Dine: The Cove at Lake Anna (6320 Belmont Rd., Mineral) is where you can feast on feel-good food such as fried pickles and mac and cheese studded with lump crabmeat and sip fruity cocktails while relaxing in Adirondack chairs on the beach.

Stay: Though families can book any number of convenient vacation rentals close to the lakefront, couples will appreciate the Dunnlora Inn (903 Mineral Ave., Mineral). This early-20th-century boardinghouse has been converted into a romantic inn with rooms that feature soaking tubs and owners who will deliver breakfast in bed.


Is It Safe to Swim?

Just like swimming in an ocean, swimming in a lake can carry risks. Case in point: At least 34 people who swam in Lake Anna or were exposed to the water over Memorial Day weekend re­ported becoming ill with gastrointestinal problems–most diagnosed as E. coli–and at least nine were hospitalized, according to the Virginia Department of Health. At least five children had serious kidney issues.

The state Department of Environmental Quality took water samples from various spots in the lake on June 11 and determined that the E. coli concentrations were “well below a public-health level of concern.” As of press time, officials hadn’t determined a single cause of the outbreak but planned to test the water again on June 17 and 25.

In mid-June, Katherine Mc-Combs, a public-health epidemiologist at VDH’s Division of Surveillance and Investigation, said the department hadn’t issued a warning against swimming in the lake but did suggest swimmers take the same precautions always recommended by the Centers for Disease Control and Prevention: Shower and wash hands after water exposure, and avoid swallowing water while swimming.

“A lot of people go to the lake, they swim, and they grab their sandwich with their hand that’s been in the water,” said McCombs. “So [we’re] just reminding people to wash their hands and their body when they get out of the water, and certainly before they touch food they’re going to consume.”

Lake Anna isn’t the only lake that has had reports of E. coli contamination over the years.

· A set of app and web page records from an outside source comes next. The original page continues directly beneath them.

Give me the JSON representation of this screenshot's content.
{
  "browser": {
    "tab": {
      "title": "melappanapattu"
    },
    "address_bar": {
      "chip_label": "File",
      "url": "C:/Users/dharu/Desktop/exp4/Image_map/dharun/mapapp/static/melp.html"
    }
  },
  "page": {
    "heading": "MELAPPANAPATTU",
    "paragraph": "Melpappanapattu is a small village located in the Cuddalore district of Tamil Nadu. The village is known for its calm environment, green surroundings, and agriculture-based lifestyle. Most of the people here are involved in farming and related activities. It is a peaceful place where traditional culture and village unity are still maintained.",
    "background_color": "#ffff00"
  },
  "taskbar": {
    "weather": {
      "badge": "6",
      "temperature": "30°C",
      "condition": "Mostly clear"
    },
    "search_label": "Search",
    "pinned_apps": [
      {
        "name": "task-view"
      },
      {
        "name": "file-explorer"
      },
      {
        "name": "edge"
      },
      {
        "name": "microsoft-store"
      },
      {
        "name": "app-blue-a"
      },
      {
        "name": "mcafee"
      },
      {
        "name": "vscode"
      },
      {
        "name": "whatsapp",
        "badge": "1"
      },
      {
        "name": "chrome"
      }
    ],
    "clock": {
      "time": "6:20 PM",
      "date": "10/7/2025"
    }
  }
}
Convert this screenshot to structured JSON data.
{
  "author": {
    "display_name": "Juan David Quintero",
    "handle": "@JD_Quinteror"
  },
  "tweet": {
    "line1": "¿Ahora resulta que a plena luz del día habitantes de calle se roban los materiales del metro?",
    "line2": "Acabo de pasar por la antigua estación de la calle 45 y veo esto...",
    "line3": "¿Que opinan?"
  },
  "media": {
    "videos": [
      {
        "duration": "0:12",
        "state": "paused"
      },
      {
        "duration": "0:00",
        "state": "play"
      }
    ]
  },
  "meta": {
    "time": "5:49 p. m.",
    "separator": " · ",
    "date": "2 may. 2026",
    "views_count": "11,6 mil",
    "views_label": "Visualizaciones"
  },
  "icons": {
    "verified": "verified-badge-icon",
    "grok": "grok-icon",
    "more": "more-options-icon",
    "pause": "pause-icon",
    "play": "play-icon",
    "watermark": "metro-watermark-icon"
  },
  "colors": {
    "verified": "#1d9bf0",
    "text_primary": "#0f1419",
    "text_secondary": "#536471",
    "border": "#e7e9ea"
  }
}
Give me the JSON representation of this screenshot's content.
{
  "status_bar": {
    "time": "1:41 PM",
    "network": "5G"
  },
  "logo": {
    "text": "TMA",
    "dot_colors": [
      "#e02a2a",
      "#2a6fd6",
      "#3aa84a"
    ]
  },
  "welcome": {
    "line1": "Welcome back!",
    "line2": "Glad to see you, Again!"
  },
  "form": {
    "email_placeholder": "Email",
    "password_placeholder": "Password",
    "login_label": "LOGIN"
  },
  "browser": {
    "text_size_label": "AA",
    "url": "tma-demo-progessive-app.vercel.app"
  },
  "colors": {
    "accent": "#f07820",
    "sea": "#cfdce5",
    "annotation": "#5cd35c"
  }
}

Before swimming in any lake, it’s a good idea to check for alerts about water quality. The Lake Anna Civic Association updates its web page with the status of harmful algae blooms and any swim advisories. The Virginia Department of Health also posts swim advisories on its X account, @VDHBeach. Maryland’s Department of Natural Resources has a list of swimming information and advisories by county. For updates on Raystown Lake, check the Raystown Lake Project Facebook page.


This article appears in the July 2024 issue of Washingtonian.

Helen Huiskes
Editorial Fellow